* **Work instructions**: Keep the wording of the records intact as you retype them, and omit every image.
=== Section Start ===
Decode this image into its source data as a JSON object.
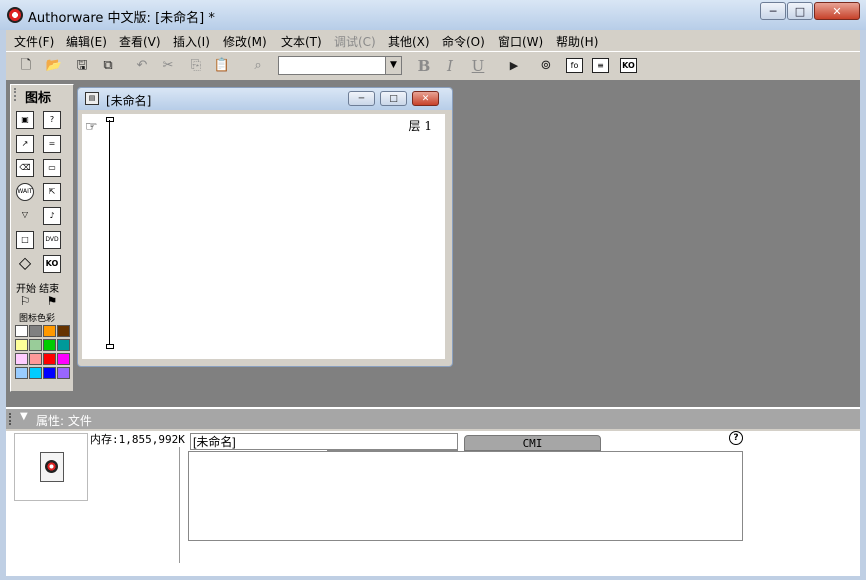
{
  "window": {
    "title": "Authorware 中文版: [未命名] *"
  },
  "caption_buttons": {
    "minimize": "─",
    "maximize": "□",
    "close": "✕"
  },
  "menu": [
    {
      "label": "文件(F)",
      "enabled": true
    },
    {
      "label": "编辑(E)",
      "enabled": true
    },
    {
      "label": "查看(V)",
      "enabled": true
    },
    {
      "label": "插入(I)",
      "enabled": true
    },
    {
      "label": "修改(M)",
      "enabled": true
    },
    {
      "label": "文本(T)",
      "enabled": true
    },
    {
      "label": "调试(C)",
      "enabled": false
    },
    {
      "label": "其他(X)",
      "enabled": true
    },
    {
      "label": "命令(O)",
      "enabled": true
    },
    {
      "label": "窗口(W)",
      "enabled": true
    },
    {
      "label": "帮助(H)",
      "enabled": true
    }
  ],
  "toolbar": {
    "font_select_value": "",
    "format_bold": "B",
    "format_italic": "I",
    "format_underline": "U",
    "box_fn": "fo",
    "box_list": "≡",
    "box_ko": "KO"
  },
  "icon_palette": {
    "title": "图标",
    "wait_label": "WAIT",
    "dvd_label": "DVD",
    "ko_label": "KO",
    "start_end_label": "开始 结束",
    "color_label": "图标色彩",
    "colors": [
      "#ffffff",
      "#808080",
      "#ff9900",
      "#663300",
      "#ffff99",
      "#99cc99",
      "#00cc00",
      "#009999",
      "#ffccff",
      "#ff9999",
      "#ff0000",
      "#ff00ff",
      "#99ccff",
      "#00ccff",
      "#0000ff",
      "#9966ff"
    ]
  },
  "flow_window": {
    "title": "[未命名]",
    "layer_label": "层 1"
  },
  "properties": {
    "header": "属性: 文件",
    "memory": "内存:1,855,992K",
    "file_name_value": "[未命名]",
    "tab_cmi": "CMI",
    "help": "?"
  }
}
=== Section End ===
* **Written response**:
Decode this image into its source data as a JSON object.
{
  "window": {
    "title": "Authorware 中文版: [未命名] *"
  },
  "caption_buttons": {
    "minimize": "─",
    "maximize": "□",
    "close": "✕"
  },
  "menu": [
    {
      "label": "文件(F)",
      "enabled": true
    },
    {
      "label": "编辑(E)",
      "enabled": true
    },
    {
      "label": "查看(V)",
      "enabled": true
    },
    {
      "label": "插入(I)",
      "enabled": true
    },
    {
      "label": "修改(M)",
      "enabled": true
    },
    {
      "label": "文本(T)",
      "enabled": true
    },
    {
      "label": "调试(C)",
      "enabled": false
    },
    {
      "label": "其他(X)",
      "enabled": true
    },
    {
      "label": "命令(O)",
      "enabled": true
    },
    {
      "label": "窗口(W)",
      "enabled": true
    },
    {
      "label": "帮助(H)",
      "enabled": true
    }
  ],
  "toolbar": {
    "font_select_value": "",
    "format_bold": "B",
    "format_italic": "I",
    "format_underline": "U",
    "box_fn": "fo",
    "box_list": "≡",
    "box_ko": "KO"
  },
  "icon_palette": {
    "title": "图标",
    "wait_label": "WAIT",
    "dvd_label": "DVD",
    "ko_label": "KO",
    "start_end_label": "开始 结束",
    "color_label": "图标色彩",
    "colors": [
      "#ffffff",
      "#808080",
      "#ff9900",
      "#663300",
      "#ffff99",
      "#99cc99",
      "#00cc00",
      "#009999",
      "#ffccff",
      "#ff9999",
      "#ff0000",
      "#ff00ff",
      "#99ccff",
      "#00ccff",
      "#0000ff",
      "#9966ff"
    ]
  },
  "flow_window": {
    "title": "[未命名]",
    "layer_label": "层 1"
  },
  "properties": {
    "header": "属性: 文件",
    "memory": "内存:1,855,992K",
    "file_name_value": "[未命名]",
    "tab_cmi": "CMI",
    "help": "?"
  }
}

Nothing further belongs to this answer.